Museo Salvatore Ferragamo
You may think that you’ve died and gone to shoe heaven at this museum in a former Palazzo that has been the former Southern Italian-born shoe designer’s workshop since 1938. The permanent collection from the brand’s archives includes a Technicolor and gold wedge sandal designed for Judy Garland in 1938 and a cross-strap ballet flat created for Audrey Hepburn’s slim feet in the 1950s (which became one of the designer’s signature styles and is still made today). Because of Ferragamo’s status as a “creator to the stars,” the museum often runs temporary exhibits that merge history, film, art, and culture with fashion.
Related: World’s Best Fashion Museums
Florence’s rich and powerful, including the Medicis, the Dukes of Lorraine-Habsburg, and the Kings of Savoy, all walked down the halls of Palazzo Pitti. In its current museum status, its gallery rooms and royal apartments are lavishly decorated as a palace should be. With more than 500 paintings (mostly Renaissance-era) including works by Raphael and Titian in its major gallery—The Palatine—the combination of gold and filigree and artwork can be a bit overwhelming. If you have the stamina, you can visit three other collections in the palace: Modern Art (18th to 20th centuries), a treasury from the Medici and Bishops of Salzburg, and a costume and fashion museum, which is sometimes closed to install new exhibits. For a breath of fresh air, head to the palace’s manicured, vast, and fountain-filled Boboli Gardens.
Related: World’s 20 Most Spectacular Palaces
Unlike city-run museums in Florence (such as Galleria degli Uffizi), Palazzo Strozzi is an independent foundation, meaning the exhibits here range from classic to avant-garde. One show could be a retrospective of Cinquecento art in Florence, a 65-foot spiral tunnel for visitors called The Florence Experiment, or controversial performance artist Marina Abramovic’s The Cleaner, featuring live nude actors. There is also a permanent collection about the history of the palace, which was built for a prominent Florentine banker, Filippo Strozzi, who died before it was completed.
Related: 7 Reasons to Rediscover Florence
Also called Palazzo della Signoria, the monumental building surrounded by one of Italy’s most famous piazzas has been home to Florence’s city government since the Renaissance. Walk past a copy of Michelangelo’s David at the entrance, and up opulent marble staircases to see expansive gold-highlighted and frescoed ceilings and walls. The Salone dei Cinquecento is one of the most grand, designed and painted by celebrated art historian (and artist in his own right), Giorgio Vasari.

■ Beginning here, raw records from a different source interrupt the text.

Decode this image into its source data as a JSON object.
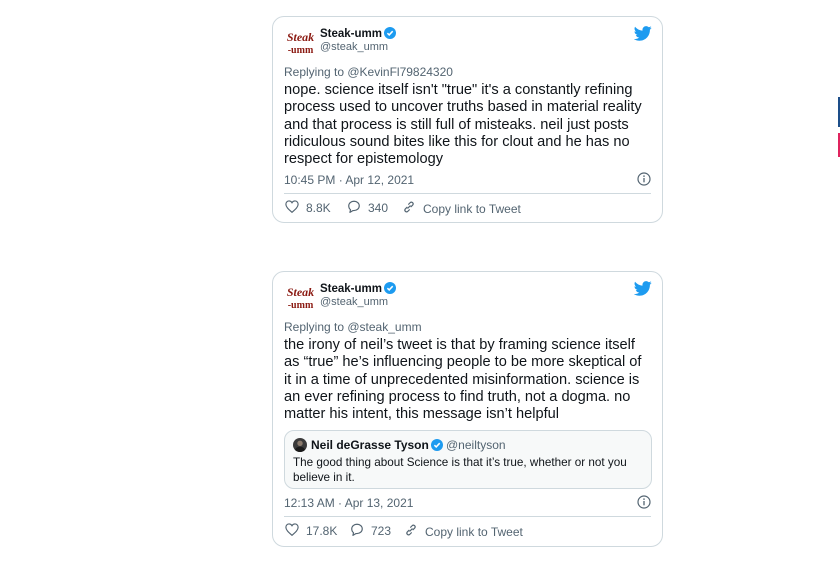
{
  "tweets": [
    {
      "author_name": "Steak-umm",
      "author_handle": "@steak_umm",
      "replying_to": "Replying to @KevinFl79824320",
      "text": "nope. science itself isn't \"true\" it's a constantly refining process used to uncover truths based in material reality and that process is still full of misteaks. neil just posts ridiculous sound bites like this for clout and he has no respect for epistemology",
      "timestamp": "10:45 PM · Apr 12, 2021",
      "likes": "8.8K",
      "replies": "340",
      "copy_link": "Copy link to Tweet"
    },
    {
      "author_name": "Steak-umm",
      "author_handle": "@steak_umm",
      "replying_to": "Replying to @steak_umm",
      "text": "the irony of neil’s tweet is that by framing science itself as “true” he’s influencing people to be more skeptical of it in a time of unprecedented misinformation. science is an ever refining process to find truth, not a dogma. no matter his intent, this message isn’t helpful",
      "quote": {
        "author_name": "Neil deGrasse Tyson",
        "author_handle": "@neiltyson",
        "text": "The good thing about Science is that it’s true, whether or not you believe in it."
      },
      "timestamp": "12:13 AM · Apr 13, 2021",
      "likes": "17.8K",
      "replies": "723",
      "copy_link": "Copy link to Tweet"
    }
  ],
  "colors": {
    "twitter_blue": "#1d9bf0",
    "text": "#0f1419",
    "muted": "#536471",
    "border": "#cfd9de",
    "brand_red": "#8b1a12"
  },
  "icons": [
    "steak-umm-logo",
    "verified-badge-icon",
    "twitter-bird-icon",
    "info-icon",
    "heart-icon",
    "reply-bubble-icon",
    "link-icon"
  ]
}
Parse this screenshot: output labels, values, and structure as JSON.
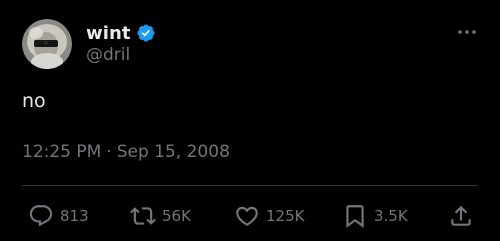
{
  "author": {
    "display_name": "wint",
    "handle": "@dril",
    "verified": true,
    "verified_color": "#1d9bf0"
  },
  "tweet": {
    "text": "no",
    "time": "12:25 PM",
    "separator": "·",
    "date": "Sep 15, 2008"
  },
  "actions": {
    "replies": "813",
    "reposts": "56K",
    "likes": "125K",
    "bookmarks": "3.5K"
  },
  "icons": {
    "more": "more-dots-icon",
    "reply": "reply-bubble-icon",
    "repost": "repost-arrows-icon",
    "like": "heart-icon",
    "bookmark": "bookmark-icon",
    "share": "share-upload-icon"
  },
  "colors": {
    "background": "#000000",
    "text_primary": "#e7e9ea",
    "text_secondary": "#71767b",
    "divider": "#2f3336"
  }
}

INSIDER TIPHike up the palace’s Torre di Arnolfo for unforgettable city views.
In Florence, churches are museums, too. At Santa Croce—considered the largest Franciscan church in the world (and said to be founded by St. Francis of Assisi)—you’ll find 16 chapels that were once frequented by significant Florentine families who funded their decoration. There are frescoes by Renaissance master Giotto in the Bardi and Peruzzi chapels, and a terracotta altarpiece by another quattrocento heavy hitter, Andrea Della Robbia. If the art isn’t enough of a draw to visit one of Florence’s most significant churches, the basilica also holds the tombs of Michelangelo, Galileo, and Machiavelli.
Santa Maria Novella
Dominican monks founded the basilica of Santa Maria Novella in the 13th century, making it one of the most religiously significant churches in Florence—and it still is. The facade is a beauty, with green and white marble inlay work by Genoa-born Leon Battista Alberti. Inside are some of the world’s finest examples of Renaissance art. Masaccio’s Trinita fresco painted in the 1400s (which was covered and rediscovered in the 1800s) is on the main altar and is considered one of the earliest examples of perspective during the Renaissance. Giotto’s Crucifix is another masterwork that was likely painted in the late 1200s. In the basilica’s largest chapel, Tornabuoni, Ghirlandaio painted frescoes about the Virgin Mary’s life (to whom the church is dedicated) in the late 1400s.